== Task goal ==
The answer must consist of every line in the data that contains "this".

== Input ==
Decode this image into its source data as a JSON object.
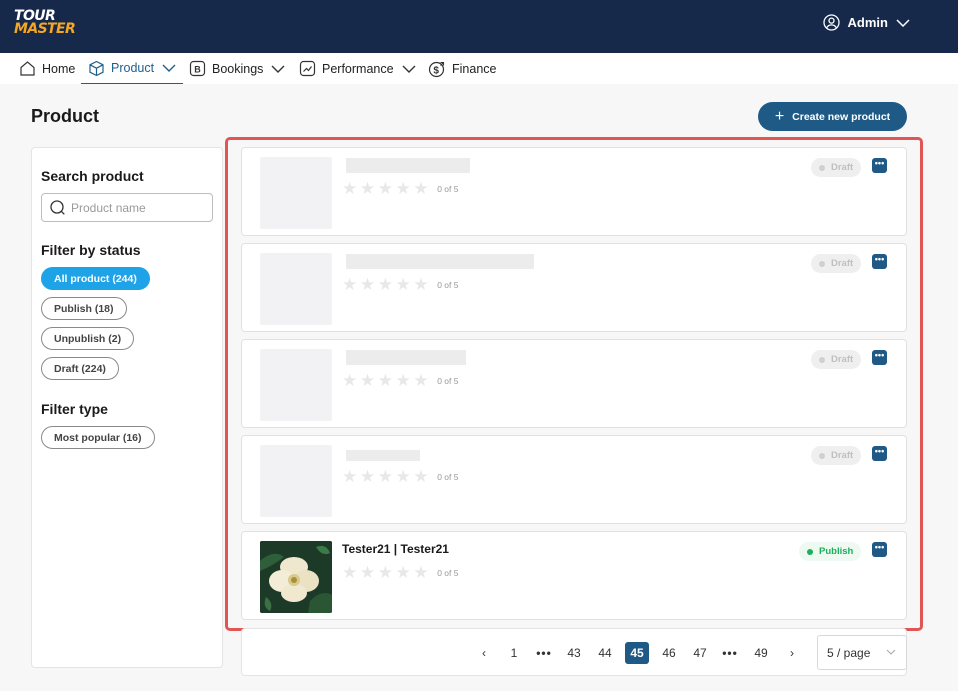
{
  "app": {
    "logo_top": "TOUR",
    "logo_bottom": "MASTER",
    "user": "Admin"
  },
  "nav": {
    "home": "Home",
    "product": "Product",
    "bookings": "Bookings",
    "performance": "Performance",
    "finance": "Finance"
  },
  "page": {
    "title": "Product",
    "create_label": "Create new product"
  },
  "sidebar": {
    "search_heading": "Search product",
    "search_placeholder": "Product name",
    "status_heading": "Filter by status",
    "status_filters": [
      "All product (244)",
      "Publish (18)",
      "Unpublish (2)",
      "Draft (224)"
    ],
    "active_status": "All product (244)",
    "type_heading": "Filter type",
    "type_filters": [
      "Most popular (16)"
    ]
  },
  "products": [
    {
      "title": "",
      "rating_text": "0 of 5",
      "status": "Draft",
      "more": "•••"
    },
    {
      "title": "",
      "rating_text": "0 of 5",
      "status": "Draft",
      "more": "•••"
    },
    {
      "title": "",
      "rating_text": "0 of 5",
      "status": "Draft",
      "more": "•••"
    },
    {
      "title": "",
      "rating_text": "0 of 5",
      "status": "Draft",
      "more": "•••"
    },
    {
      "title": "Tester21 | Tester21",
      "rating_text": "0 of 5",
      "status": "Publish",
      "more": "•••"
    }
  ],
  "pagination": {
    "prev": "‹",
    "next": "›",
    "pages": [
      "1",
      "•••",
      "43",
      "44",
      "45",
      "46",
      "47",
      "•••",
      "49"
    ],
    "current": "45",
    "page_size": "5 / page"
  },
  "colors": {
    "header_bg": "#17294a",
    "primary": "#1f5a86",
    "active_chip": "#1ea2e8",
    "highlight_border": "#e25555",
    "publish_green": "#19b15a"
  }
}
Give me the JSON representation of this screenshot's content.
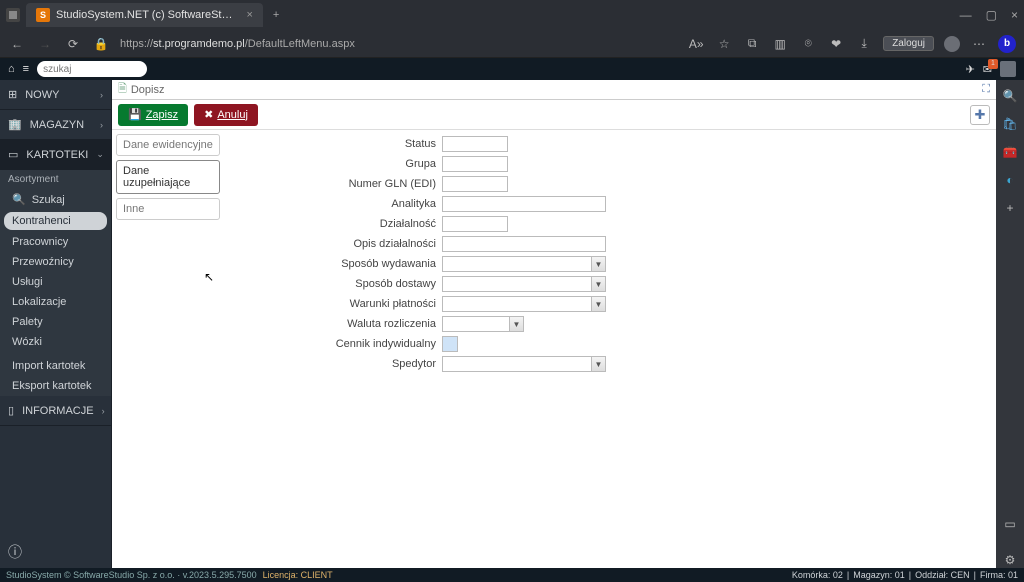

== Problem solution ==
Decode this image into its source data as a JSON object.
Give me the JSON representation of this screenshot's content.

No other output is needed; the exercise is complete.